*** EXTRACTED INFORMATION

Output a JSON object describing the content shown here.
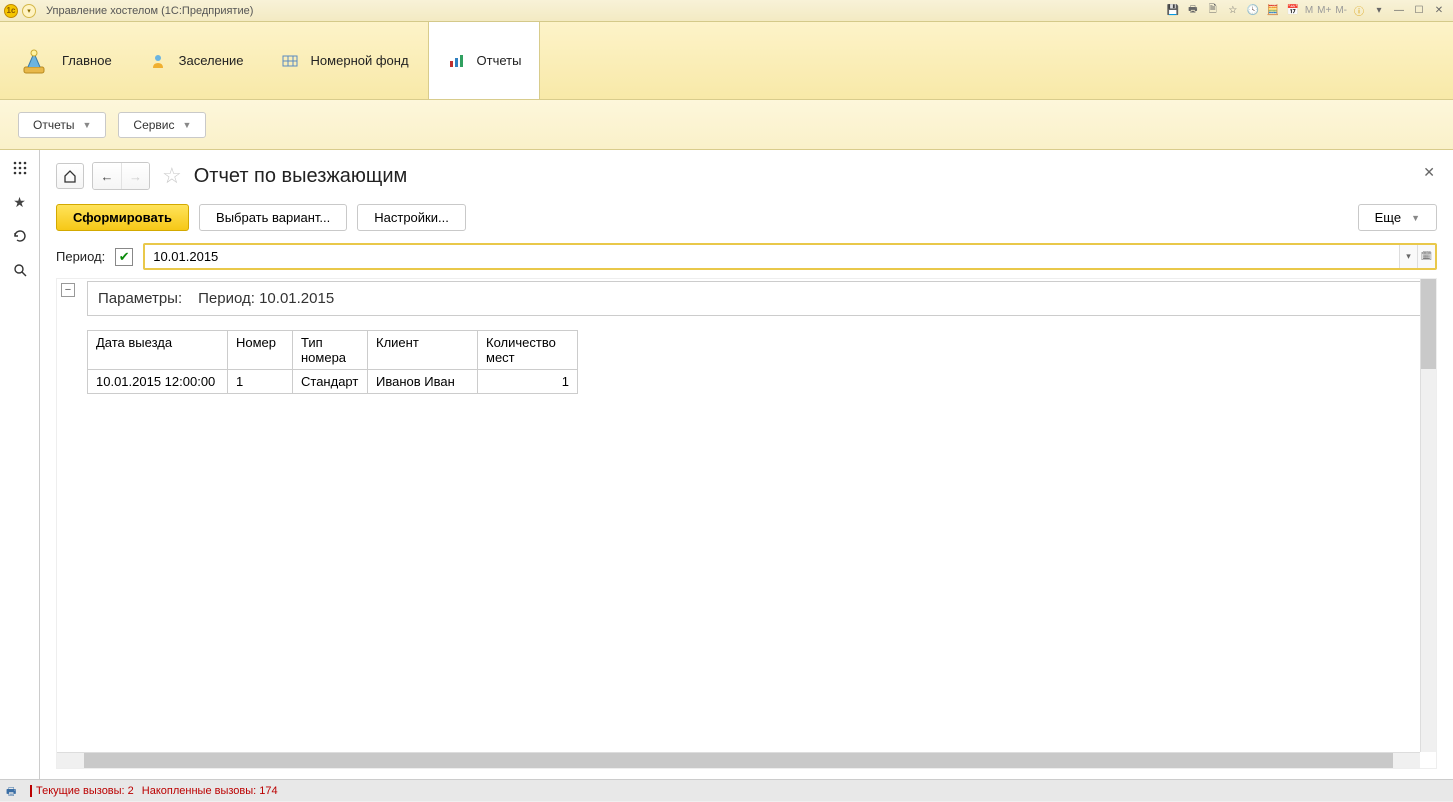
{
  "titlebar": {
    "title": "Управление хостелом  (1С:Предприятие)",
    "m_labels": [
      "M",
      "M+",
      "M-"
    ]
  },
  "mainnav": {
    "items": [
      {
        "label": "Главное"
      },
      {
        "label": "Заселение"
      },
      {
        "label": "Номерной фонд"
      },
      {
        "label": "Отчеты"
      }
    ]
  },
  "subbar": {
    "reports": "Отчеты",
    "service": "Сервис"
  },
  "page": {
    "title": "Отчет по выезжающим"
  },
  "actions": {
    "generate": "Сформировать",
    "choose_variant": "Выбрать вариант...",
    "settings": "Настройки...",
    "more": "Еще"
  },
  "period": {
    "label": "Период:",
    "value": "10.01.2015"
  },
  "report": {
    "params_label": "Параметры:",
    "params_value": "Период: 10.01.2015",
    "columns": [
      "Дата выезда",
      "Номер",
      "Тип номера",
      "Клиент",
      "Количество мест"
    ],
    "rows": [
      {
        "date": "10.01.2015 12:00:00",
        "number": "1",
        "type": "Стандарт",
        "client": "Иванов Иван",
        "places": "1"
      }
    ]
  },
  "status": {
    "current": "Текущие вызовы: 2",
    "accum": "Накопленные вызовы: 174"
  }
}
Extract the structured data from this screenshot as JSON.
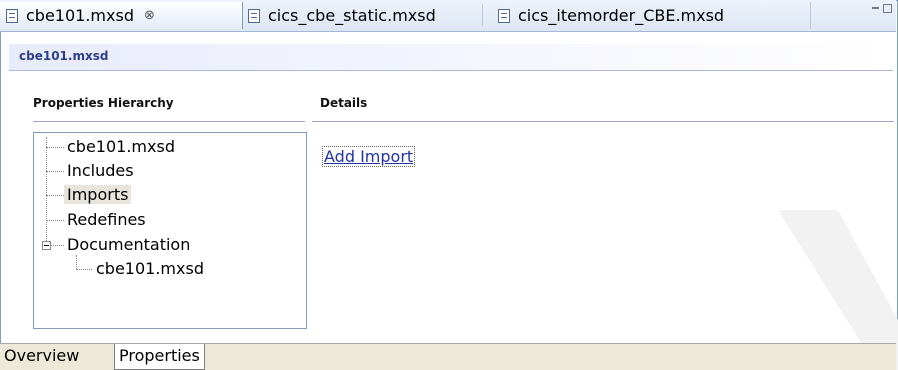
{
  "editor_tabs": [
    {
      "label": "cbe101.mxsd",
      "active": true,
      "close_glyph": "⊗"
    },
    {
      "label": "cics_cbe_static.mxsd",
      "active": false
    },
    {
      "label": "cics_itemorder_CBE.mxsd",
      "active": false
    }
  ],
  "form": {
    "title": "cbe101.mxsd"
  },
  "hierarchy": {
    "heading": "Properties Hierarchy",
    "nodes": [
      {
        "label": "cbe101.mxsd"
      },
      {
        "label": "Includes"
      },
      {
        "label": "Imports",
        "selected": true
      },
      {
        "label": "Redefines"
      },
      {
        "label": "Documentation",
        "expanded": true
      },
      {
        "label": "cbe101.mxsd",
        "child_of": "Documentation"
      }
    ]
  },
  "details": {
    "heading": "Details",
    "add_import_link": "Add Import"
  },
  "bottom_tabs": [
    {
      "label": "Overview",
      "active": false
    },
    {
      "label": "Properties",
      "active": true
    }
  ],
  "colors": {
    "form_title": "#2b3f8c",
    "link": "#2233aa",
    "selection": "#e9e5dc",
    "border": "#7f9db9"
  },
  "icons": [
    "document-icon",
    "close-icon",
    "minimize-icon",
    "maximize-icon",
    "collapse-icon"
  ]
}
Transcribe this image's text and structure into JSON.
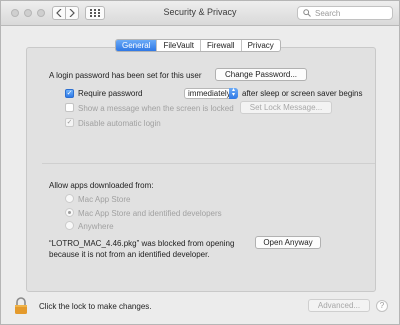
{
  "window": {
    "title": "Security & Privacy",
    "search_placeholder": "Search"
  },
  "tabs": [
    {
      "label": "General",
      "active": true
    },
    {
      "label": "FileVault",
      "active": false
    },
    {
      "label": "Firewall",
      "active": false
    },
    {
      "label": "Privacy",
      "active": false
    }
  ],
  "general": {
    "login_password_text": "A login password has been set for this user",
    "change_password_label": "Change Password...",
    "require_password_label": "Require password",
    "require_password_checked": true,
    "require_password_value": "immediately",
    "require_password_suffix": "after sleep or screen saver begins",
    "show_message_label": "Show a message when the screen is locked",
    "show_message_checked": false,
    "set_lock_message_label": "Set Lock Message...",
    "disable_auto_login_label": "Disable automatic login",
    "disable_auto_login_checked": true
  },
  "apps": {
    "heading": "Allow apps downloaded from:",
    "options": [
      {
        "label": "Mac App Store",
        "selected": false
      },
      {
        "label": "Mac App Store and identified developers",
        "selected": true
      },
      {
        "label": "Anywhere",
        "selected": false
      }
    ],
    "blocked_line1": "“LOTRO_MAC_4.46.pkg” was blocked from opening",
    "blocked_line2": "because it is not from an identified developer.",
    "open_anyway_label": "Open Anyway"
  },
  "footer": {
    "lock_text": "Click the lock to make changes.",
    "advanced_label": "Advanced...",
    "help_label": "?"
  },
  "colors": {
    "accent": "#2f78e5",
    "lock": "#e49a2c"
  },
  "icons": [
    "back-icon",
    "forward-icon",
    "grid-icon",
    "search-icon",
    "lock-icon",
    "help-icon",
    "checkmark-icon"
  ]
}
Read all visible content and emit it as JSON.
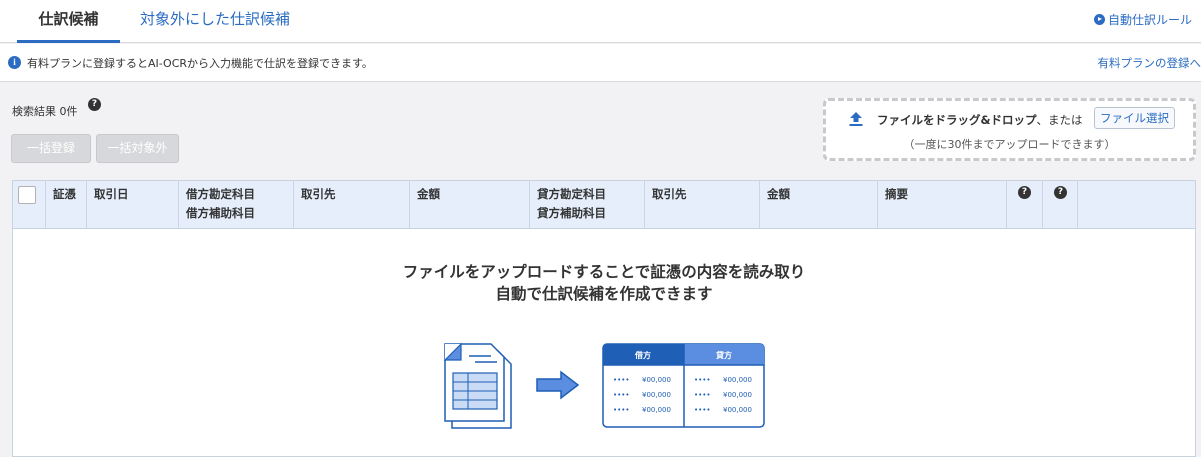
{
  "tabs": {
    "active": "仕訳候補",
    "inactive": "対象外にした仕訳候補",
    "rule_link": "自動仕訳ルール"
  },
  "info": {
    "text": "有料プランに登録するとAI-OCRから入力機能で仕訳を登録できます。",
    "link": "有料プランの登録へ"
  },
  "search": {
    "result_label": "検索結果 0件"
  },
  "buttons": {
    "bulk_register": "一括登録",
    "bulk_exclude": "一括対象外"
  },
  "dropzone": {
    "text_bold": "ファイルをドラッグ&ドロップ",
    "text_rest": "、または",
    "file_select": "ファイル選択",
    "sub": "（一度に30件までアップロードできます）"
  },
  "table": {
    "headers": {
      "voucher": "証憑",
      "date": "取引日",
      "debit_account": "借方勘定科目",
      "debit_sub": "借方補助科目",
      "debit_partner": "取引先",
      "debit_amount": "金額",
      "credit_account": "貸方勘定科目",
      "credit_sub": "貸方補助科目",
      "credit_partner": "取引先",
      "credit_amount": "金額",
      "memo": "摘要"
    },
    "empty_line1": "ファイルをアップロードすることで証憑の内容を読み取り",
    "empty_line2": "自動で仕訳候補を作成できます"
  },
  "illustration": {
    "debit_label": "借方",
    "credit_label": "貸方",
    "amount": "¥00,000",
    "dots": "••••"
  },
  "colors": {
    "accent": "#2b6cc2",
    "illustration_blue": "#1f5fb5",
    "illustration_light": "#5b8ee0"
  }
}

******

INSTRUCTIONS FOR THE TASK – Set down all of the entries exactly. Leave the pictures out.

RESULT OF THE TASK –
Output a JSON object describing the content shown here.
{
  "titlebar": {
    "title": "Управление хостелом  (1С:Предприятие)",
    "m_labels": [
      "M",
      "M+",
      "M-"
    ]
  },
  "mainnav": {
    "items": [
      {
        "label": "Главное"
      },
      {
        "label": "Заселение"
      },
      {
        "label": "Номерной фонд"
      },
      {
        "label": "Отчеты"
      }
    ]
  },
  "subbar": {
    "reports": "Отчеты",
    "service": "Сервис"
  },
  "page": {
    "title": "Отчет по выезжающим"
  },
  "actions": {
    "generate": "Сформировать",
    "choose_variant": "Выбрать вариант...",
    "settings": "Настройки...",
    "more": "Еще"
  },
  "period": {
    "label": "Период:",
    "value": "10.01.2015"
  },
  "report": {
    "params_label": "Параметры:",
    "params_value": "Период: 10.01.2015",
    "columns": [
      "Дата выезда",
      "Номер",
      "Тип номера",
      "Клиент",
      "Количество мест"
    ],
    "rows": [
      {
        "date": "10.01.2015 12:00:00",
        "number": "1",
        "type": "Стандарт",
        "client": "Иванов Иван",
        "places": "1"
      }
    ]
  },
  "status": {
    "current": "Текущие вызовы: 2",
    "accum": "Накопленные вызовы: 174"
  }
}
Extract the structured data from this screenshot as JSON.
{
  "editor_tabs": [
    {
      "label": "cbe101.mxsd",
      "active": true,
      "close_glyph": "⊗"
    },
    {
      "label": "cics_cbe_static.mxsd",
      "active": false
    },
    {
      "label": "cics_itemorder_CBE.mxsd",
      "active": false
    }
  ],
  "form": {
    "title": "cbe101.mxsd"
  },
  "hierarchy": {
    "heading": "Properties Hierarchy",
    "nodes": [
      {
        "label": "cbe101.mxsd"
      },
      {
        "label": "Includes"
      },
      {
        "label": "Imports",
        "selected": true
      },
      {
        "label": "Redefines"
      },
      {
        "label": "Documentation",
        "expanded": true
      },
      {
        "label": "cbe101.mxsd",
        "child_of": "Documentation"
      }
    ]
  },
  "details": {
    "heading": "Details",
    "add_import_link": "Add Import"
  },
  "bottom_tabs": [
    {
      "label": "Overview",
      "active": false
    },
    {
      "label": "Properties",
      "active": true
    }
  ],
  "colors": {
    "form_title": "#2b3f8c",
    "link": "#2233aa",
    "selection": "#e9e5dc",
    "border": "#7f9db9"
  },
  "icons": [
    "document-icon",
    "close-icon",
    "minimize-icon",
    "maximize-icon",
    "collapse-icon"
  ]
}
Transcribe this image's text and structure into JSON.
{
  "window": {
    "title": "Security & Privacy",
    "search_placeholder": "Search"
  },
  "tabs": [
    {
      "label": "General",
      "active": true
    },
    {
      "label": "FileVault",
      "active": false
    },
    {
      "label": "Firewall",
      "active": false
    },
    {
      "label": "Privacy",
      "active": false
    }
  ],
  "general": {
    "login_password_text": "A login password has been set for this user",
    "change_password_label": "Change Password...",
    "require_password_label": "Require password",
    "require_password_checked": true,
    "require_password_value": "immediately",
    "require_password_suffix": "after sleep or screen saver begins",
    "show_message_label": "Show a message when the screen is locked",
    "show_message_checked": false,
    "set_lock_message_label": "Set Lock Message...",
    "disable_auto_login_label": "Disable automatic login",
    "disable_auto_login_checked": true
  },
  "apps": {
    "heading": "Allow apps downloaded from:",
    "options": [
      {
        "label": "Mac App Store",
        "selected": false
      },
      {
        "label": "Mac App Store and identified developers",
        "selected": true
      },
      {
        "label": "Anywhere",
        "selected": false
      }
    ],
    "blocked_line1": "“LOTRO_MAC_4.46.pkg” was blocked from opening",
    "blocked_line2": "because it is not from an identified developer.",
    "open_anyway_label": "Open Anyway"
  },
  "footer": {
    "lock_text": "Click the lock to make changes.",
    "advanced_label": "Advanced...",
    "help_label": "?"
  },
  "colors": {
    "accent": "#2f78e5",
    "lock": "#e49a2c"
  },
  "icons": [
    "back-icon",
    "forward-icon",
    "grid-icon",
    "search-icon",
    "lock-icon",
    "help-icon",
    "checkmark-icon"
  ]
}
Read all visible content and emit it as JSON.
{
  "tabs": {
    "active": "仕訳候補",
    "inactive": "対象外にした仕訳候補",
    "rule_link": "自動仕訳ルール"
  },
  "info": {
    "text": "有料プランに登録するとAI-OCRから入力機能で仕訳を登録できます。",
    "link": "有料プランの登録へ"
  },
  "search": {
    "result_label": "検索結果 0件"
  },
  "buttons": {
    "bulk_register": "一括登録",
    "bulk_exclude": "一括対象外"
  },
  "dropzone": {
    "text_bold": "ファイルをドラッグ&ドロップ",
    "text_rest": "、または",
    "file_select": "ファイル選択",
    "sub": "（一度に30件までアップロードできます）"
  },
  "table": {
    "headers": {
      "voucher": "証憑",
      "date": "取引日",
      "debit_account": "借方勘定科目",
      "debit_sub": "借方補助科目",
      "debit_partner": "取引先",
      "debit_amount": "金額",
      "credit_account": "貸方勘定科目",
      "credit_sub": "貸方補助科目",
      "credit_partner": "取引先",
      "credit_amount": "金額",
      "memo": "摘要"
    },
    "empty_line1": "ファイルをアップロードすることで証憑の内容を読み取り",
    "empty_line2": "自動で仕訳候補を作成できます"
  },
  "illustration": {
    "debit_label": "借方",
    "credit_label": "貸方",
    "amount": "¥00,000",
    "dots": "••••"
  },
  "colors": {
    "accent": "#2b6cc2",
    "illustration_blue": "#1f5fb5",
    "illustration_light": "#5b8ee0"
  }
}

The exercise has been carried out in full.